Whether I take a day off, or get projects done around the farm, I am pretty certain I will be wayyy more productive around the farm, so will hopefully get more crops planted, which equals more moulah!

So far this fall, the weather has been really, really mild. We've had some cold, frosty nights, but mostly it's been drier and warmer than any fall since I've been on the farm. I've gotten craploads of stuff done (even before Heather!)
I've collected leaves from anyone who would give me some, and put a big layer on most of the garden beds, I've been working on collecting cardboard and expanding the gardens (this is a SLOOWWWW process) and have built a few more garden beds. I bought a used portable car shelter, which will be soon converted into a greenhouse, almost finished building a new turkey shelter (I just need help getting the roof on), starting building a new kidding house for the goats (they might be preggers, so could have babies Feb/Mar), built two new compost boxes, planted 3 new fruit trees (orchard is ALMOST done!!), plus a zillion more things I can't remember right now. All in all, I think this has been my most productive fall to date. It feels so good getting all this stuff done! My next big project (besides the greenhouse) is working on getting some deer extensions up on the fence. I went to harvest some kale the other day, and found that the deer had munched every single, solitary leaf on the property. And there are several hundred kale plants. Bastards. I really need to get that worked on before I start planting more crops. Spring is just around the corner!!!

Wednesday, December 14, 2011

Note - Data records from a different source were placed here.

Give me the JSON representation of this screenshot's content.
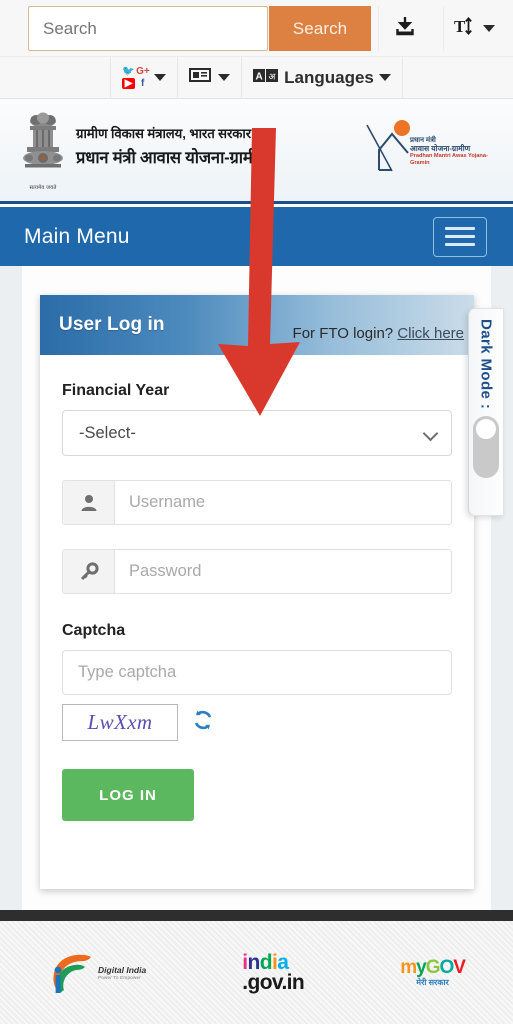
{
  "toolbar": {
    "search_placeholder": "Search",
    "search_button_label": "Search",
    "download_icon": "download-icon",
    "textsize_icon": "text-size-icon"
  },
  "toolbar2": {
    "social_icon": "social-media-icon",
    "news_icon": "newspaper-icon",
    "translate_icon": "translate-icon",
    "languages_label": "Languages"
  },
  "header": {
    "emblem_caption": "सत्यमेव जयते",
    "ministry_line1": "ग्रामीण विकास मंत्रालय, भारत सरकार",
    "ministry_line2": "प्रधान मंत्री आवास योजना-ग्रामीण",
    "pmayg_line1": "प्रधान मंत्री",
    "pmayg_line2": "आवास योजना-ग्रामीण",
    "pmayg_line3": "Pradhan Mantri Awas Yojana-Gramin"
  },
  "mainmenu": {
    "title": "Main Menu",
    "hamburger_icon": "hamburger-menu-icon"
  },
  "login": {
    "card_title": "User Log in",
    "fto_text": "For FTO login?",
    "fto_link": "Click here",
    "financial_year_label": "Financial Year",
    "financial_year_value": "-Select-",
    "username_placeholder": "Username",
    "username_value": "",
    "user_icon": "user-icon",
    "password_placeholder": "Password",
    "password_value": "",
    "key_icon": "key-icon",
    "captcha_label": "Captcha",
    "captcha_placeholder": "Type captcha",
    "captcha_value": "",
    "captcha_text": "LwXxm",
    "refresh_icon": "refresh-icon",
    "login_button_label": "LOG IN"
  },
  "darkmode": {
    "label": "Dark Mode :",
    "state": "off"
  },
  "annotation": {
    "type": "down-arrow",
    "color": "#d9392c",
    "points_to": "financial-year-select"
  },
  "footer": {
    "logos": [
      {
        "name": "digital-india-logo",
        "line1": "Digital India",
        "line2": "Power To Empower"
      },
      {
        "name": "india-gov-in-logo",
        "line1": "india",
        "line2": ".gov.in"
      },
      {
        "name": "mygov-logo",
        "line1": "myGOV",
        "line2": "मेरी सरकार"
      }
    ]
  },
  "colors": {
    "brand_blue": "#1f68ac",
    "search_orange": "#dd8143",
    "login_green": "#5cb85f",
    "arrow_red": "#d9392c"
  }
}
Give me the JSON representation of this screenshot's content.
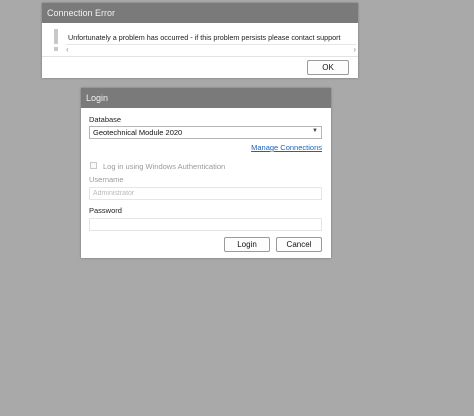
{
  "connection_error": {
    "title": "Connection Error",
    "message": "Unfortunately a problem has occurred - if this problem persists please contact support",
    "ok_label": "OK",
    "icon": "warning-exclamation-icon"
  },
  "login": {
    "title": "Login",
    "database_label": "Database",
    "database_value": "Geotechnical Module 2020",
    "manage_connections_label": "Manage Connections",
    "windows_auth_label": "Log in using Windows Authentication",
    "windows_auth_checked": false,
    "username_label": "Username",
    "username_placeholder": "Administrator",
    "password_label": "Password",
    "login_label": "Login",
    "cancel_label": "Cancel"
  }
}
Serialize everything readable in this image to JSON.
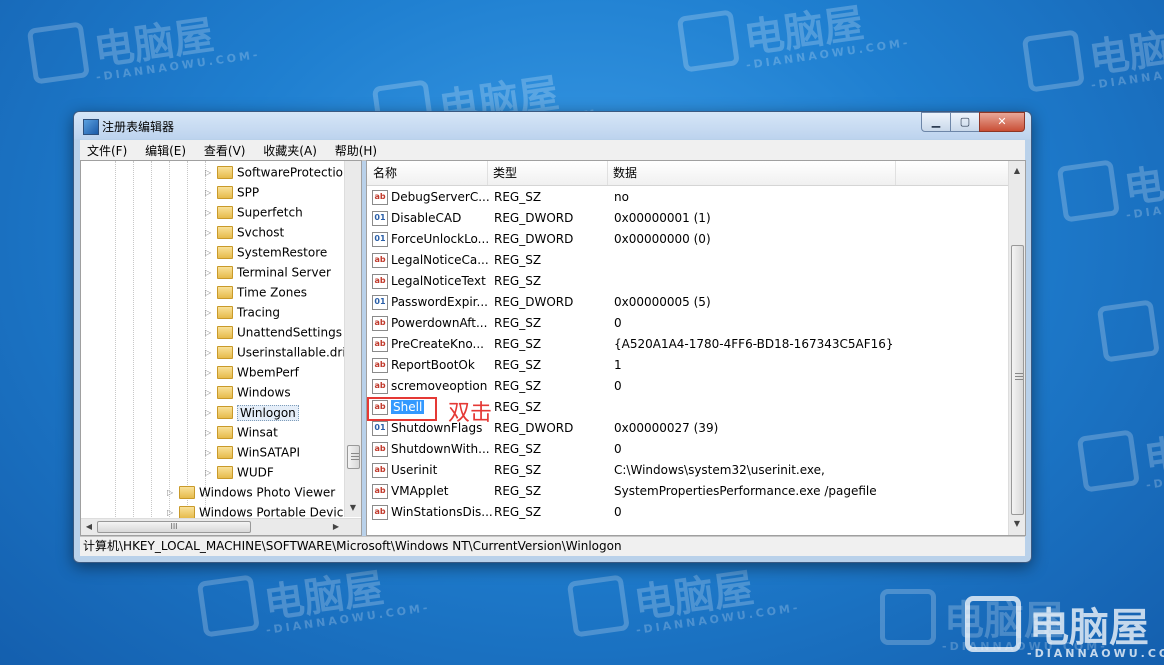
{
  "window": {
    "title": "注册表编辑器",
    "minimize_glyph": "▁",
    "maximize_glyph": "▢",
    "close_glyph": "✕"
  },
  "menu": [
    "文件(F)",
    "编辑(E)",
    "查看(V)",
    "收藏夹(A)",
    "帮助(H)"
  ],
  "tree": {
    "items": [
      {
        "label": "SoftwareProtectio"
      },
      {
        "label": "SPP"
      },
      {
        "label": "Superfetch"
      },
      {
        "label": "Svchost"
      },
      {
        "label": "SystemRestore"
      },
      {
        "label": "Terminal Server"
      },
      {
        "label": "Time Zones"
      },
      {
        "label": "Tracing"
      },
      {
        "label": "UnattendSettings"
      },
      {
        "label": "Userinstallable.dri"
      },
      {
        "label": "WbemPerf"
      },
      {
        "label": "Windows"
      },
      {
        "label": "Winlogon",
        "selected": true
      },
      {
        "label": "Winsat"
      },
      {
        "label": "WinSATAPI"
      },
      {
        "label": "WUDF"
      },
      {
        "label": "Windows Photo Viewer"
      },
      {
        "label": "Windows Portable Devic"
      }
    ],
    "hscroll_grip": "III"
  },
  "list": {
    "columns": [
      "名称",
      "类型",
      "数据"
    ],
    "rows": [
      {
        "icon": "string-value-icon",
        "name": "DebugServerC...",
        "type": "REG_SZ",
        "data": "no"
      },
      {
        "icon": "dword-value-icon",
        "name": "DisableCAD",
        "type": "REG_DWORD",
        "data": "0x00000001 (1)"
      },
      {
        "icon": "dword-value-icon",
        "name": "ForceUnlockLo...",
        "type": "REG_DWORD",
        "data": "0x00000000 (0)"
      },
      {
        "icon": "string-value-icon",
        "name": "LegalNoticeCa...",
        "type": "REG_SZ",
        "data": ""
      },
      {
        "icon": "string-value-icon",
        "name": "LegalNoticeText",
        "type": "REG_SZ",
        "data": ""
      },
      {
        "icon": "dword-value-icon",
        "name": "PasswordExpir...",
        "type": "REG_DWORD",
        "data": "0x00000005 (5)"
      },
      {
        "icon": "string-value-icon",
        "name": "PowerdownAft...",
        "type": "REG_SZ",
        "data": "0"
      },
      {
        "icon": "string-value-icon",
        "name": "PreCreateKno...",
        "type": "REG_SZ",
        "data": "{A520A1A4-1780-4FF6-BD18-167343C5AF16}"
      },
      {
        "icon": "string-value-icon",
        "name": "ReportBootOk",
        "type": "REG_SZ",
        "data": "1"
      },
      {
        "icon": "string-value-icon",
        "name": "scremoveoption",
        "type": "REG_SZ",
        "data": "0"
      },
      {
        "icon": "string-value-icon",
        "name": "Shell",
        "type": "REG_SZ",
        "data": "",
        "selected": true
      },
      {
        "icon": "dword-value-icon",
        "name": "ShutdownFlags",
        "type": "REG_DWORD",
        "data": "0x00000027 (39)"
      },
      {
        "icon": "string-value-icon",
        "name": "ShutdownWith...",
        "type": "REG_SZ",
        "data": "0"
      },
      {
        "icon": "string-value-icon",
        "name": "Userinit",
        "type": "REG_SZ",
        "data": "C:\\Windows\\system32\\userinit.exe,"
      },
      {
        "icon": "string-value-icon",
        "name": "VMApplet",
        "type": "REG_SZ",
        "data": "SystemPropertiesPerformance.exe /pagefile"
      },
      {
        "icon": "string-value-icon",
        "name": "WinStationsDis...",
        "type": "REG_SZ",
        "data": "0"
      }
    ]
  },
  "annotation": "双击",
  "status": "计算机\\HKEY_LOCAL_MACHINE\\SOFTWARE\\Microsoft\\Windows NT\\CurrentVersion\\Winlogon",
  "watermark": {
    "brand": "电脑屋",
    "domain": "-DIANNAOWU.COM-"
  },
  "colors": {
    "selection": "#3399ff",
    "annotation": "#e53935"
  }
}
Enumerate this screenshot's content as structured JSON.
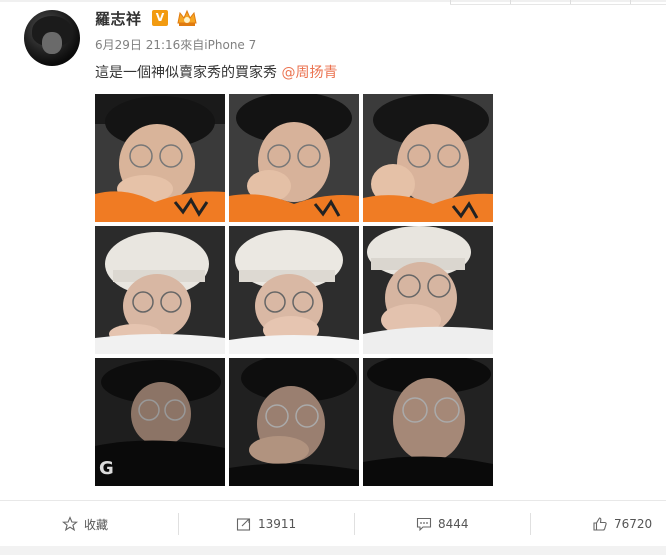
{
  "post": {
    "username": "羅志祥",
    "verified_badge": "V",
    "meta": "6月29日 21:16來自iPhone 7",
    "text": "這是一個神似賣家秀的買家秀",
    "mention": "@周扬青"
  },
  "photos": [
    {
      "id": "p1",
      "scene": "orange"
    },
    {
      "id": "p2",
      "scene": "orange"
    },
    {
      "id": "p3",
      "scene": "orange"
    },
    {
      "id": "p4",
      "scene": "white-cap"
    },
    {
      "id": "p5",
      "scene": "white-cap"
    },
    {
      "id": "p6",
      "scene": "white-cap"
    },
    {
      "id": "p7",
      "scene": "dark-hat"
    },
    {
      "id": "p8",
      "scene": "dark-hat"
    },
    {
      "id": "p9",
      "scene": "dark-hat"
    }
  ],
  "actions": {
    "collect_label": "收藏",
    "repost_count": "13911",
    "comment_count": "8444",
    "like_count": "76720"
  },
  "colors": {
    "mention": "#eb7350",
    "badge": "#f29b11"
  },
  "icons": [
    "star-icon",
    "repost-icon",
    "comment-icon",
    "thumbs-up-icon"
  ]
}
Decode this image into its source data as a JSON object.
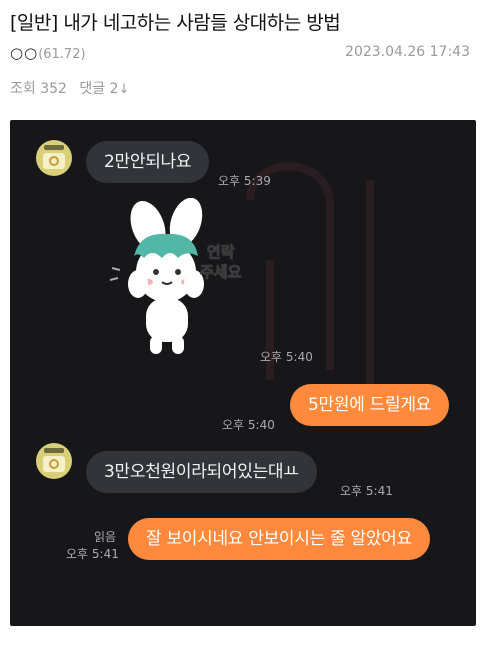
{
  "post": {
    "title": "[일반] 내가 네고하는 사람들 상대하는 방법",
    "author_nick": "○○",
    "author_level": "(61.72)",
    "date": "2023.04.26 17:43",
    "views_label": "조회",
    "views": "352",
    "comments_label": "댓글",
    "comments": "2",
    "comments_arrow": "↓"
  },
  "chat": {
    "background": "#17171a",
    "incoming_color": "#33343a",
    "outgoing_color": "#ff8a3d",
    "messages": [
      {
        "text": "2만안되나요",
        "time": "오후 5:39"
      },
      {
        "sticker_text_1": "연락",
        "sticker_text_2": "주세요",
        "time": "오후 5:40"
      },
      {
        "text": "5만원에 드릴게요",
        "time": "오후 5:40"
      },
      {
        "text": "3만오천원이라되어있는대ㅛ",
        "time": "오후 5:41"
      },
      {
        "text": "잘 보이시네요 안보이시는 줄 알았어요",
        "read": "읽음",
        "time": "오후 5:41"
      }
    ]
  }
}
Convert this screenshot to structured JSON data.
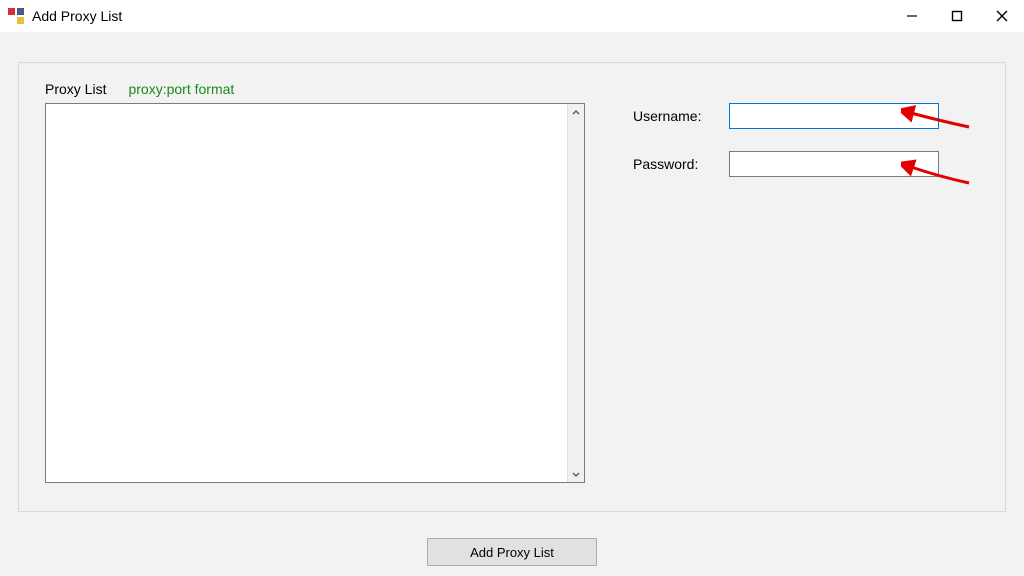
{
  "window": {
    "title": "Add Proxy List"
  },
  "panel": {
    "proxy_list_label": "Proxy List",
    "proxy_list_hint": "proxy:port format",
    "proxy_list_value": ""
  },
  "credentials": {
    "username_label": "Username:",
    "username_value": "",
    "password_label": "Password:",
    "password_value": ""
  },
  "buttons": {
    "add_proxy_list": "Add Proxy List"
  },
  "annotations": {
    "arrow_color": "#e30000"
  }
}
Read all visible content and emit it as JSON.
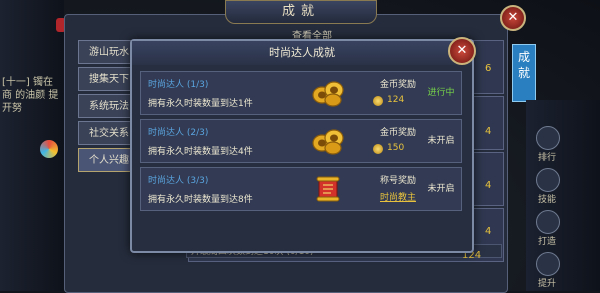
{
  "window": {
    "title": "成就",
    "side_tab": "成就"
  },
  "left_text": "[十一] 镯在商 的油颜 提开努",
  "categories": [
    {
      "label": "游山玩水",
      "active": false
    },
    {
      "label": "搜集天下",
      "active": false
    },
    {
      "label": "系统玩法",
      "active": false
    },
    {
      "label": "社交关系",
      "active": false
    },
    {
      "label": "个人兴趣",
      "active": true
    }
  ],
  "background": {
    "top_link": "查看全部",
    "bottom_strip": "升级局四次数到达10次 (0/10)",
    "reward_numbers": [
      "6",
      "4",
      "4",
      "4",
      "124"
    ]
  },
  "right_bar": {
    "items": [
      "排行",
      "技能",
      "打造",
      "提升"
    ]
  },
  "modal": {
    "title": "时尚达人成就",
    "rows": [
      {
        "name": "时尚达人",
        "progress": "(1/3)",
        "desc": "拥有永久时装数量到达1件",
        "reward_type": "金币奖励",
        "reward_value": "124",
        "status": "进行中",
        "status_kind": "progress"
      },
      {
        "name": "时尚达人",
        "progress": "(2/3)",
        "desc": "拥有永久时装数量到达4件",
        "reward_type": "金币奖励",
        "reward_value": "150",
        "status": "未开启",
        "status_kind": "locked"
      },
      {
        "name": "时尚达人",
        "progress": "(3/3)",
        "desc": "拥有永久时装数量到达8件",
        "reward_type": "称号奖励",
        "reward_value": "时尚教主",
        "status": "未开启",
        "status_kind": "locked"
      }
    ]
  },
  "icons": {
    "close": "close-icon",
    "coin": "coin-icon",
    "gold_pile": "gold-pile-icon",
    "scroll": "scroll-icon"
  },
  "colors": {
    "progress_status": "#76d14a",
    "row_title": "#5aa3df",
    "reward_value": "#e8c23e"
  }
}
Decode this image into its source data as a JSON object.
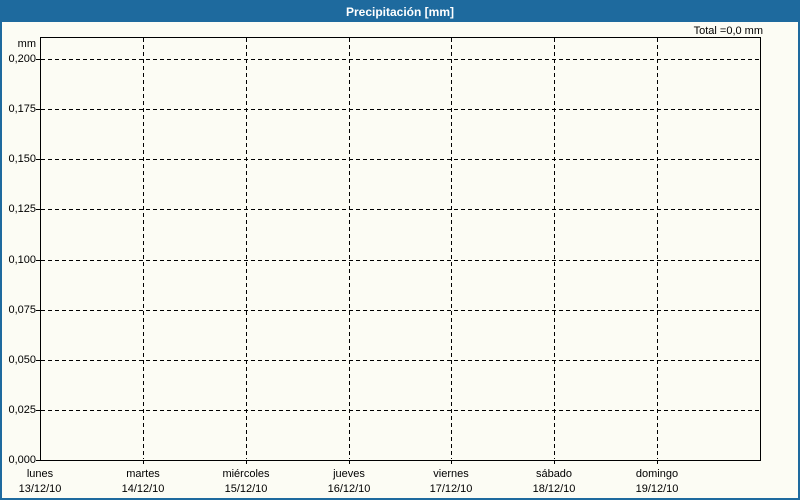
{
  "window": {
    "title": "Precipitación [mm]"
  },
  "summary": {
    "total_label": "Total =0,0 mm"
  },
  "chart_data": {
    "type": "bar",
    "title": "Precipitación [mm]",
    "xlabel": "",
    "ylabel": "mm",
    "ylim": [
      0,
      0.2
    ],
    "ytick_step": 0.025,
    "ytick_labels": [
      "0,200",
      "0,175",
      "0,150",
      "0,125",
      "0,100",
      "0,075",
      "0,050",
      "0,025",
      "0,000"
    ],
    "categories": [
      "lunes",
      "martes",
      "miércoles",
      "jueves",
      "viernes",
      "sábado",
      "domingo"
    ],
    "category_dates": [
      "13/12/10",
      "14/12/10",
      "15/12/10",
      "16/12/10",
      "17/12/10",
      "18/12/10",
      "19/12/10"
    ],
    "values": [
      0,
      0,
      0,
      0,
      0,
      0,
      0
    ],
    "total_precipitation_mm": 0.0,
    "total_label": "Total =0,0 mm",
    "grid": "dashed",
    "legend": "none",
    "colors": {
      "titlebar": "#1E6A9E",
      "border": "#1E6A9E",
      "background": "#FCFCF4",
      "grid": "#000000",
      "text": "#000000"
    }
  }
}
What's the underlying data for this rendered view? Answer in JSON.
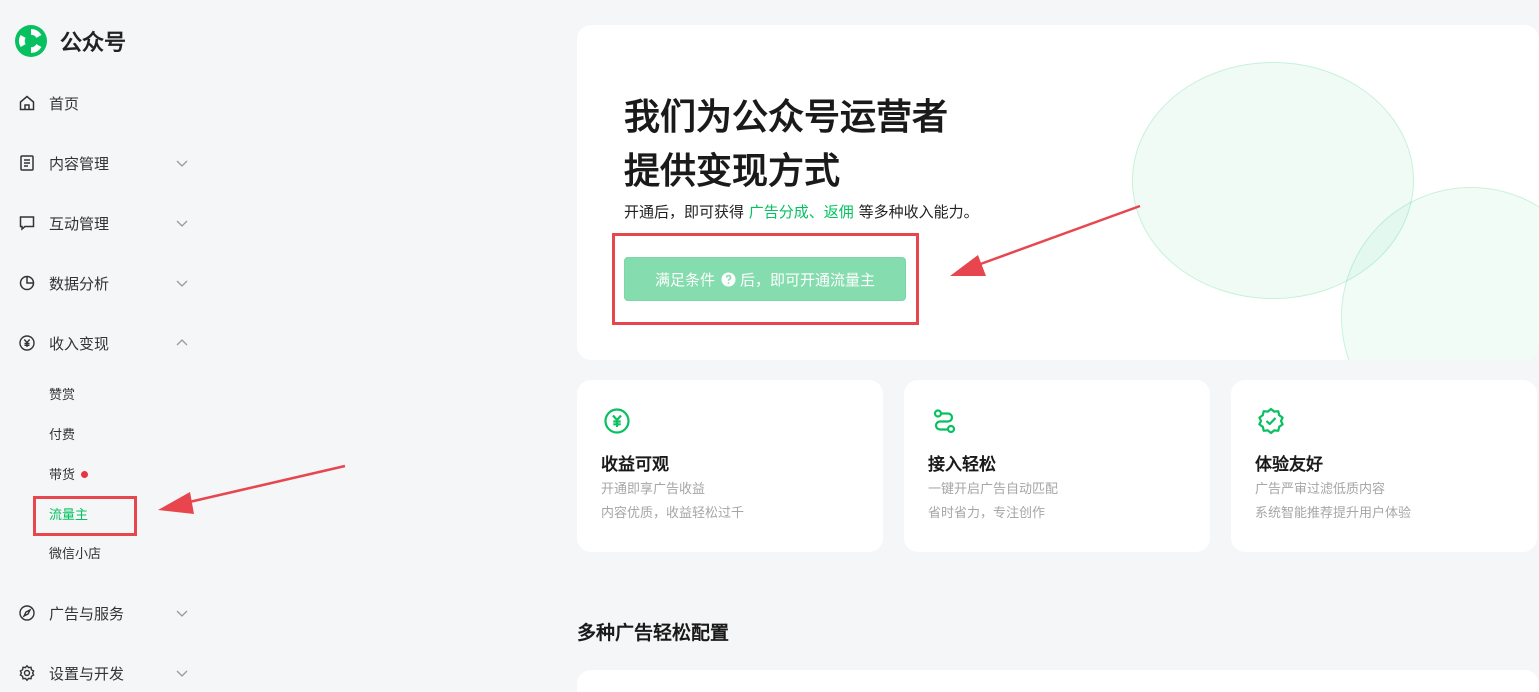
{
  "brand": {
    "name": "公众号",
    "logo_icon": "wechat-mp-logo-icon",
    "color": "#07c160"
  },
  "sidebar": {
    "items": [
      {
        "label": "首页",
        "icon": "home-icon"
      },
      {
        "label": "内容管理",
        "icon": "document-icon"
      },
      {
        "label": "互动管理",
        "icon": "message-icon"
      },
      {
        "label": "数据分析",
        "icon": "pie-chart-icon"
      },
      {
        "label": "收入变现",
        "icon": "yuan-circle-icon",
        "expanded": true
      },
      {
        "label": "广告与服务",
        "icon": "compass-icon"
      },
      {
        "label": "设置与开发",
        "icon": "gear-icon"
      }
    ],
    "sub_items": [
      {
        "label": "赞赏"
      },
      {
        "label": "付费"
      },
      {
        "label": "带货",
        "dot": true
      },
      {
        "label": "流量主",
        "active": true
      },
      {
        "label": "微信小店"
      }
    ]
  },
  "hero": {
    "title_line1": "我们为公众号运营者",
    "title_line2": "提供变现方式",
    "desc_prefix": "开通后，即可获得",
    "desc_highlight": "广告分成、返佣",
    "desc_suffix": "等多种收入能力。",
    "button_prefix": "满足条件",
    "button_suffix": "后，即可开通流量主"
  },
  "features": [
    {
      "icon": "yuan-circle-icon",
      "title": "收益可观",
      "line1": "开通即享广告收益",
      "line2": "内容优质，收益轻松过千"
    },
    {
      "icon": "route-icon",
      "title": "接入轻松",
      "line1": "一键开启广告自动匹配",
      "line2": "省时省力，专注创作"
    },
    {
      "icon": "verified-badge-icon",
      "title": "体验友好",
      "line1": "广告严审过滤低质内容",
      "line2": "系统智能推荐提升用户体验"
    }
  ],
  "section": {
    "title": "多种广告轻松配置"
  },
  "colors": {
    "accent": "#07c160",
    "annotation": "#e8464e",
    "button": "#85dcae"
  }
}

Stuck in the Elevator

So, I've been starting to get my Saturdays off. I've hired a girl named Heather. More about her later!

Two Saturdays ago, I went over to the mainland, and went to my first flyball tournament in over a YEAR! It was super exciting. I got to race Kybosh on a team for the first time ever.

And to think, I almost didn't make it...

This isn't a farm story. But, I found it rather amusing, so I am blogging it anyway;-)

I got up super duper early (at 3:30 am, if you must know), peed and fed the dogs, and drove off to catch the 5:15 ferry. Got on the boat without a hitch, climbed out of the car. I was kind of groggy and dazed. Right outside my car door, was the elevator. Now, you must know that I NEVER, EVER take the elevator on the ferry. I always take the stairs. In my whole life, I haven't once taken the elevator. But, it was right THERE.... in front of me. Another guy had already done the hard part and pressed the button to open the door. All I had to do was walk in...

So, I took my lazy ass into the elevator. The guy that was in there said he couldn't see the buttons, so I did the difficult job of pressing level 5... main deck. Up, up we went. Then we rumbled a bit. Then whirred. Then something crackled. Then, dowwwnnnn we went. Back down to the lower car deck. Hmmmm.... Interesting! So, I pressed the button again. I heard a whirr, then nothing. So, I pressed another floor. Nothing. Then, I pressed the 'door open' button.
It was at this point that a slight panic was building in my gut. I wasn't freaked out about being stuck in a tiny elevator with a strange man, I wasn't freaked out about being in a tiny space. What freaked me out the most was the fact that I might MISS FLYBALL! I madly pressed buttons. Nothing happened. I then thought of all the TV shows where people get stuck on the elevator, and they alway have to wait to get rescued.

Screw THAT!

So, I jammed my fingers into the door, and pulled with all my might. Did the man on the elevator try to help? NOPE! He had literally just stood there looking like a dumbass the entire time.

I pulled, and made a bit of a crack in the door. Then, I lost hold and the door closed. I tried the open door button again. Nothing. I have been called stubborn more than once in my lifetime. This is one of those times when being stubborn was going to pay off for me! I jammed my fingers in the door crack again, and pried with a new determination. The door opened.... we were FREE!!! I have never been so happy to see stairs in my life.

Lesson learned: never, ever take the elevator on the ferries again. Stairs are good for you, and definitely the safer way to travel!

I then went on to have one of the best flyball days ever. So worth all the panic!

Flooded Driveway

Flooded Driveway
Too much RAIN!